Could it be that this country has is getting more and more Latino? More from Gallup:

“Preferences for changes in immigration levels vary considerably by the respondents’ race or ethnicity. Hispanics —half of whom say they are immigrants themselves— are most likely to say immigration levels should be increased (36%), while non-Hispanic whites offer the least amount of support for that proposition (21%). Blacks fall in between the two, at 30%. Despite these differences, the overall trend is similar for all three groups. Support for allowing increased immigration levels hit a low ebb for all races/ethnicities in the years immediately after 9/11, and climbed to new or nearly new highs in 2015.”


Nonetheless, does this mean that immigration and the politics surrounding this very contentious topic will begin to show some signs of alignment? It is too early to tell, but a Pew poll from late spring would suggest that the “wedge issue” will still remain a “wedge issue” for the 2016 elections, especially when the topic of immigration focuses on the issue of the country’s undocumented population. A few things to note about the Pew findings:

“…most Americans (72%) continue to say undocumented immigrants currently living in the U.S. should be allowed to stay in the country legally, if certain requirements are met.”

“About half (51%) say immigrants today strengthen the country because of their hard work and talents, while 41% say immigrants are a burden because they take jobs, housing and health care. The share saying that immigrants strengthen the country has declined six percentage points since last year.”

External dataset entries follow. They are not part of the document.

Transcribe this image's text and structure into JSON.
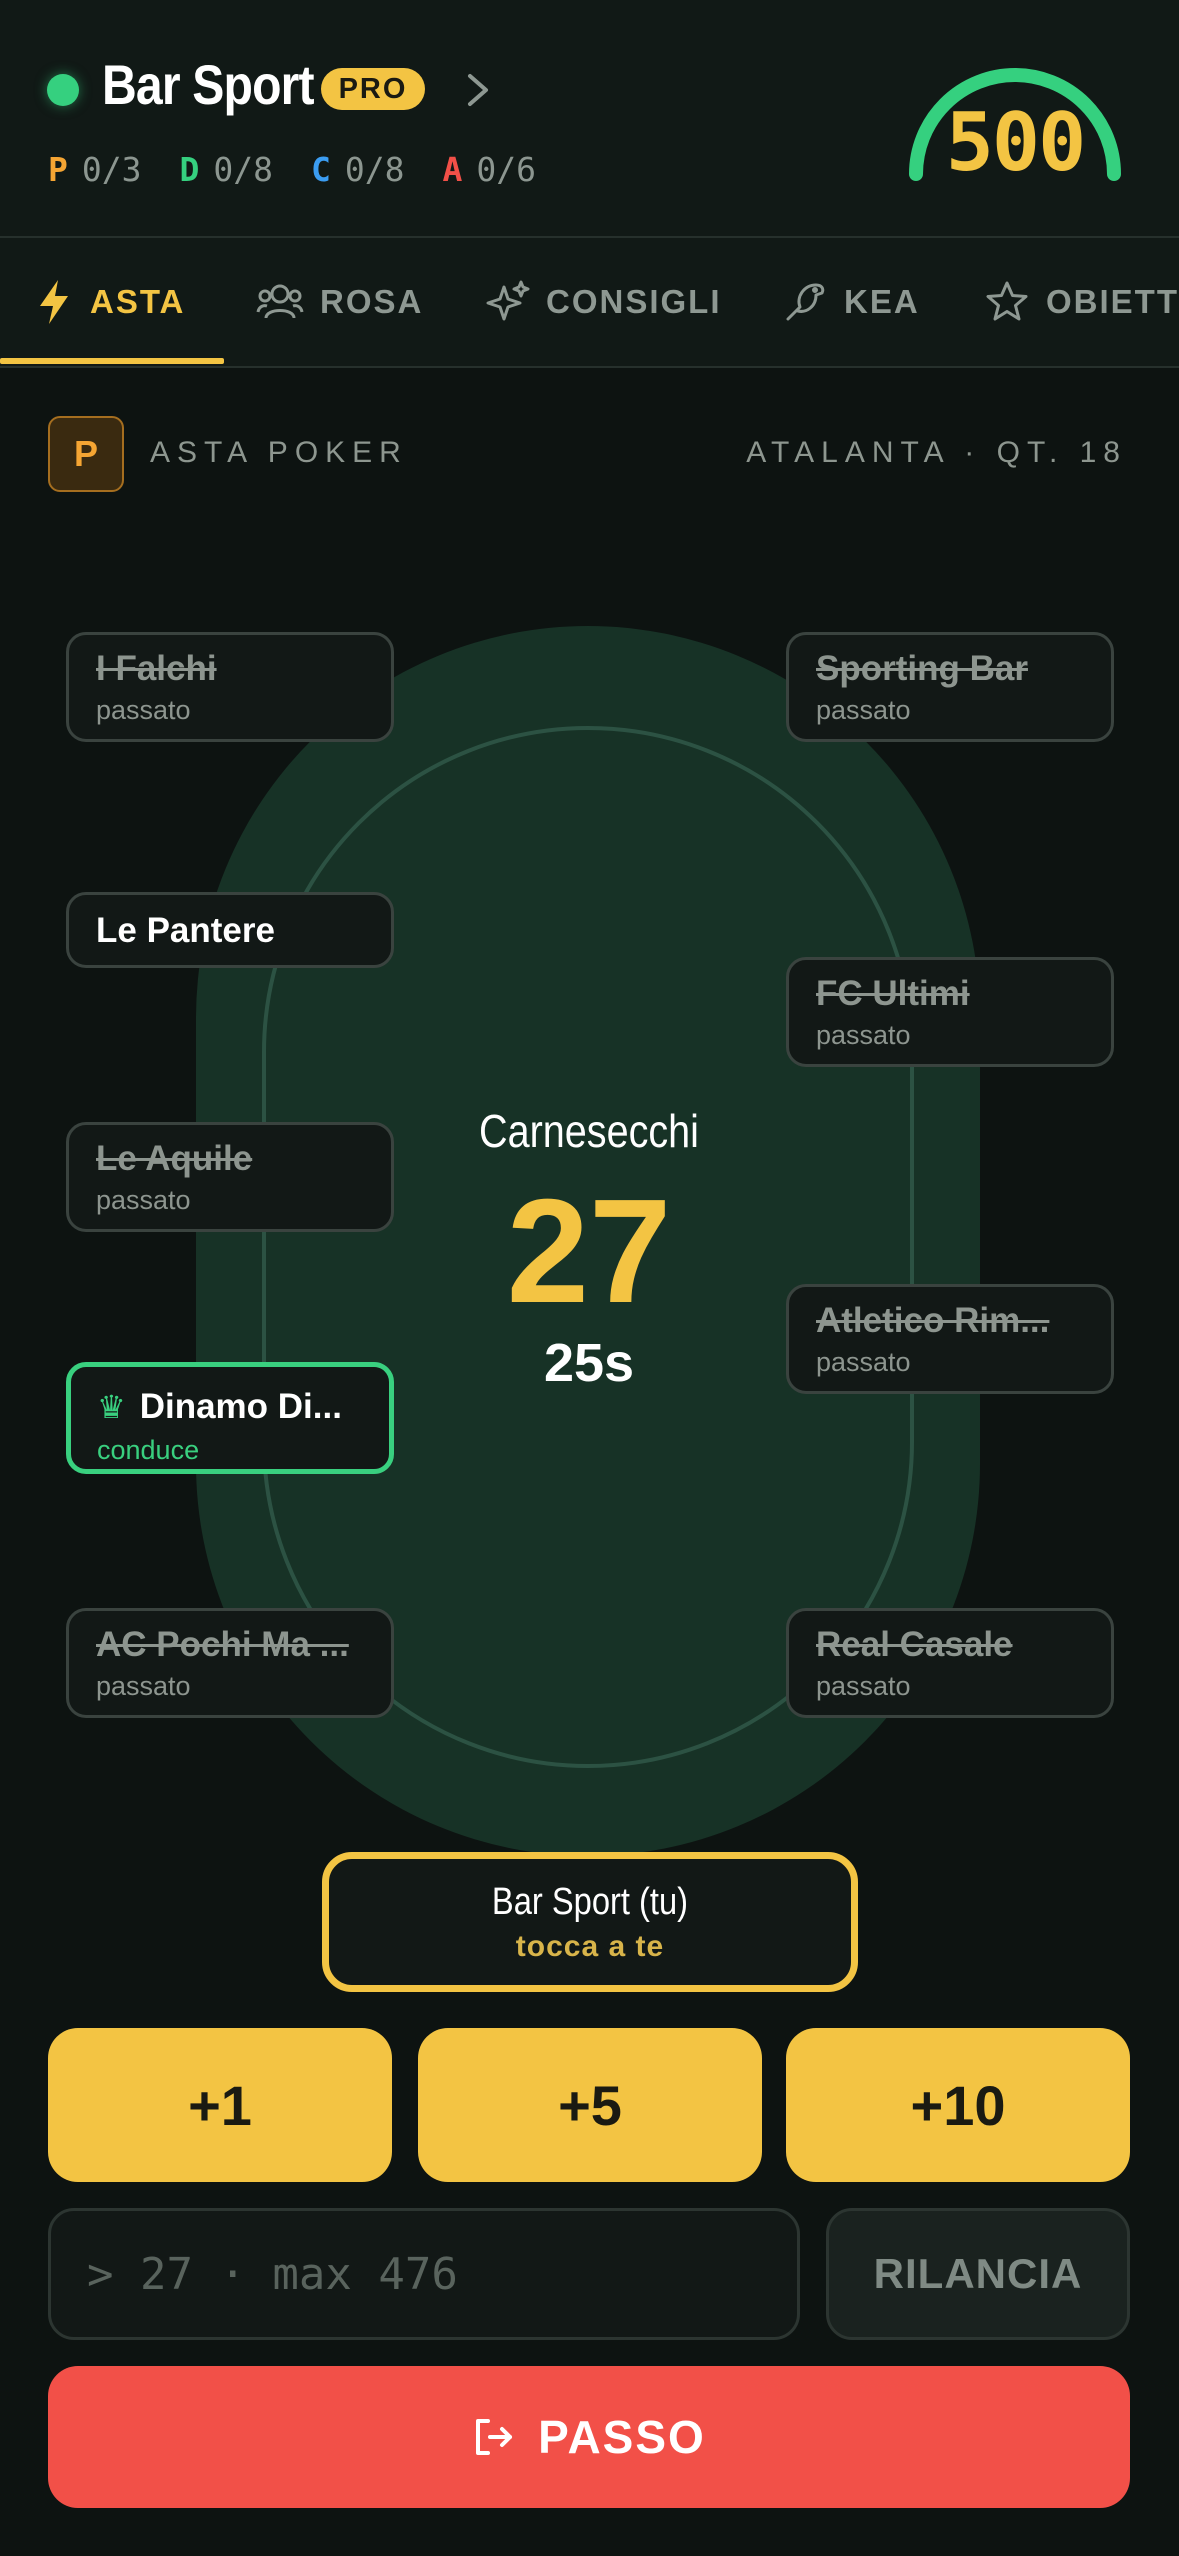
{
  "header": {
    "club_name": "Bar Sport",
    "badge": "PRO",
    "budget": "500",
    "status_color": "#35d07f",
    "roles": [
      {
        "key": "P",
        "value": "0/3",
        "color": "#f5a533"
      },
      {
        "key": "D",
        "value": "0/8",
        "color": "#35d07f"
      },
      {
        "key": "C",
        "value": "0/8",
        "color": "#3b9df2"
      },
      {
        "key": "A",
        "value": "0/6",
        "color": "#f25048"
      }
    ]
  },
  "tabs": [
    {
      "label": "ASTA",
      "icon": "lightning-icon",
      "active": true
    },
    {
      "label": "ROSA",
      "icon": "users-icon",
      "active": false
    },
    {
      "label": "CONSIGLI",
      "icon": "sparkles-icon",
      "active": false
    },
    {
      "label": "KEA",
      "icon": "bird-icon",
      "active": false
    },
    {
      "label": "OBIETT",
      "icon": "star-icon",
      "active": false
    }
  ],
  "auction": {
    "role_badge": "P",
    "type": "ASTA POKER",
    "player_info": "ATALANTA · QT. 18",
    "player_name": "Carnesecchi",
    "current_bid": "27",
    "timer": "25s"
  },
  "seats": {
    "left": [
      {
        "name": "I Falchi",
        "status": "passato",
        "out": true
      },
      {
        "name": "Le Pantere",
        "status": "",
        "out": false
      },
      {
        "name": "Le Aquile",
        "status": "passato",
        "out": true
      },
      {
        "name": "Dinamo Di...",
        "status": "conduce",
        "out": false,
        "leader": true
      },
      {
        "name": "AC Pochi Ma ...",
        "status": "passato",
        "out": true
      }
    ],
    "right": [
      {
        "name": "Sporting Bar",
        "status": "passato",
        "out": true
      },
      {
        "name": "FC Ultimi",
        "status": "passato",
        "out": true
      },
      {
        "name": "Atletico Rim...",
        "status": "passato",
        "out": true
      },
      {
        "name": "Real Casale",
        "status": "passato",
        "out": true
      }
    ]
  },
  "turn": {
    "name": "Bar Sport (tu)",
    "note": "tocca a te"
  },
  "controls": {
    "inc1": "+1",
    "inc5": "+5",
    "inc10": "+10",
    "bid_placeholder": "> 27 · max 476",
    "raise_label": "RILANCIA",
    "pass_label": "PASSO"
  },
  "colors": {
    "accent": "#f3c443",
    "leader": "#39d07f",
    "danger": "#f25048",
    "felt": "#173226"
  }
}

“A majority of Republicans (56%) support a path to legal status for undocumented immigrants in the U.S. At the same time, far more Republicans say immigrants are a burden on the country (63%) than say they strengthen the country (27%).”


So the question remains: where does this country stand on immigration? Depending on who you support and how the immigration picture is presented, this “wedge issue” is just as partisan as it has ever been.

What do you think of the Gallup and Pew polls? Tweet me @julito77 with your thoughts or add your comments below.

Main photo by Drew Angerer/Getty Images. Charts via Gallup and Pew.

Undocumented Home Owners Face Risky Options

A 2009 Pew Hispanic Center study shows that a third of undocumented immigrants own their own houses. Some bought their homes with cash, so-called mattress money saved up over the years. But for others, without that kind of savings, options for home mortgage financing are scarce. President Obama’s immigration overhaul is unlikely to change that. That means many immigrants resort to informal arrangements with risky consequences. Northwest Public Radio’s Rowan Moore Gerety reports from Yakima, Washington.

Photo courtesy of Rowan Moore Gerety 

The GOP response to executive action on immigration

Republicans in Congress were quick to condemn President Obama’s executive action on immigration to grant temporary relief to an estimated five million undocumented immigrants. Republican Speaker of the House John Boehner said that with his actions, the President had “chosen to deliberately sabotage any chance of enacting bipartisan reforms.” While incoming Senate Majority leader Mitch McConnell said Congress would consider options to limit the President’s actions. But a survey on the eve of the President’s announcement by the polling firm Latino Decisions, has found that Latino registered voters were overwhelmingly in favor of the President’s actions. The poll confirms previous findings on the issue of immigration and the Latino vote. The poll was commissioned by and other immigrant rights groups. In this segment, see how reactions from prominent Latino Republicans square with the findings on these polls on the Latino vote.

Photo courtesy of Wikipedia Commons